Home Sci-Tech Kenyans to Pay Sh327 to Get Coronavirus Vaccine

Kenyans to Pay Sh327 to Get Coronavirus Vaccine

Kenyans to Pay Sh327 to Get Coronavirus Vaccine

Kenyans could pay Sh327 each to get a dose of the Covid-19 vaccine developed jointly by pharmaceutical firm AstraZeneca and the University of Oxford, the Nation has learnt.

The Kenya ChAdOx1 nCoV-19 vaccine, which is also being trialled in Kilifi County by the Kenya Medical Research Institute (Kemri), is said to protect over 70 per cent of people who use it from catching the deadly virus, as per results of the first phase trials announced yesterday. The results relate to trials conducted in Brazil and the United Kingdom.

Up to 40 frontline healthcare workers from Kilifi were involved in the joint Kemri and University of Oxford trial. The second phase of the trial targets 360 adult volunteers and is expected to run for months, with the volunteers drawn from as far as Mombasa.

“Clinical trials are also being conducted in Kenya, the US, Japan, Russia, South Africa, and Latin America, with planned trials in other European and Asian countries.

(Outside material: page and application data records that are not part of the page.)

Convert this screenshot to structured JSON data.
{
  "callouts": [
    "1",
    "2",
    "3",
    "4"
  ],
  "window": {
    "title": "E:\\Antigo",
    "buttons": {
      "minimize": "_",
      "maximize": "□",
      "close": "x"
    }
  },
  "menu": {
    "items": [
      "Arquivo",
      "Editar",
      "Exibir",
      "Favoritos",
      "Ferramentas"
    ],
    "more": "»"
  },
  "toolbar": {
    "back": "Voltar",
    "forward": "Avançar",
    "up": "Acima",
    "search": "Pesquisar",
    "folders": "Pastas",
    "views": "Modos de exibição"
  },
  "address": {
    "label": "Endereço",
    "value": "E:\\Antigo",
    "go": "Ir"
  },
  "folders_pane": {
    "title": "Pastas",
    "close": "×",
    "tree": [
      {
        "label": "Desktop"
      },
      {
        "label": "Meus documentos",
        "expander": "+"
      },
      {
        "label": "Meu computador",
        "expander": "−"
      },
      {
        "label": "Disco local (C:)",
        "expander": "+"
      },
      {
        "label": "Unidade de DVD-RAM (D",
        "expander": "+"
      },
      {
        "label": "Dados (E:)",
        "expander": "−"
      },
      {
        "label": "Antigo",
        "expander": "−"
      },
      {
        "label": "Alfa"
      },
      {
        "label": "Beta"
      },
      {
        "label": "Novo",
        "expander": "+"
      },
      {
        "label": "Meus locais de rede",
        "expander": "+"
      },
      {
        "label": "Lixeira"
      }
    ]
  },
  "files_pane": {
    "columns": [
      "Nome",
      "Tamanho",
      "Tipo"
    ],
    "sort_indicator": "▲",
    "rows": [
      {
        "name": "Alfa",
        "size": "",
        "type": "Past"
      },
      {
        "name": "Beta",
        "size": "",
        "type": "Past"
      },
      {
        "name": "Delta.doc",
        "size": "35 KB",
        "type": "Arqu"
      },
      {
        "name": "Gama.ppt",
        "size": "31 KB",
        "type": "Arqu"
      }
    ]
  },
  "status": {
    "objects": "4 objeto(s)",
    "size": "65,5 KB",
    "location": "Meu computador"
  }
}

In total, we expect to enrol up to 60,000 participants globally,” biopharmaceutical firm AstraZeneca said yesterday.

AZD1222 vaccine

The company expects to sell the AZD1222 vaccine at cost at about Sh327 ($3) a dose, according to reported agreements between the firm and governments and international health organisations. The other vaccines from Pfizer will cost about Sh2,180 ($20) a dose, while Moderna’s is priced between Sh1,635 ($15) to Sh2,725 ($25); based on agreements the firm has struck with the US government. However, all these three vaccines must be approved by regulators before they are administered.

The Kenyan Ministry of Health will also make evaluation of the vaccines. Health Cabinet Secretary Mutahi Kagwe last week told the Nation that the government has not made a commitment to take any vaccines.

“We will explore all options,” Mr Kagwe said.

On Monday, Health Director-General Patrick Amoth told the Nation that “we could easily enter into a bilateral partnership with Astra Zeneca to get more doses as this vaccine was very promising because it shows protection against all age groups and could also stop transmission of the virus.”

This will be good news for Kenya, which has been sitting on the sidelines after it emerged that the logistical nightmare of handling the first two vaccines announced by Pfizer/BioNTech and Moderna were out of reach for the country.

On Monday, AstraZeneca said it has agreed to sell it at cost to developing nations in perpetuity.

Multilateral organisations

“AstraZeneca continues to engage with governments, multilateral organisations and collaborators around the world to ensure broad and equitable access to the vaccine at no profit for the duration of the pandemic,” the firm said.

Professor Andrew Pollard, Chief Investigator of the Oxford Vaccine Trial, said “these findings show that we have an effective vaccine that will save many lives”.

“Excitingly, we’ve found that one of our dosing regimens may be around 90 per cent effective and if this dosing regime is used, more people could be vaccinated with planned vaccine supply,” he said.

“The vaccine’s simple supply chain and the firms no-profit pledge and commitment to broad, equitable and timely access means it will be affordable and globally available, supplying hundreds of millions of doses on approval,” said the firm’s Chief Executive Officer Pascal Soriot.

This is the news that Kenya and other developing countries have been waiting for. Unlike the first two vaccines that require a storage temperature as low as -70 degrees Celsius, a logistical nightmare for Kenya, the AstraZeneca vaccine “can be stored, transported and handled at normal refrigerated conditions (2-8 degrees Celsius) for at least six months and administered within existing healthcare settings.”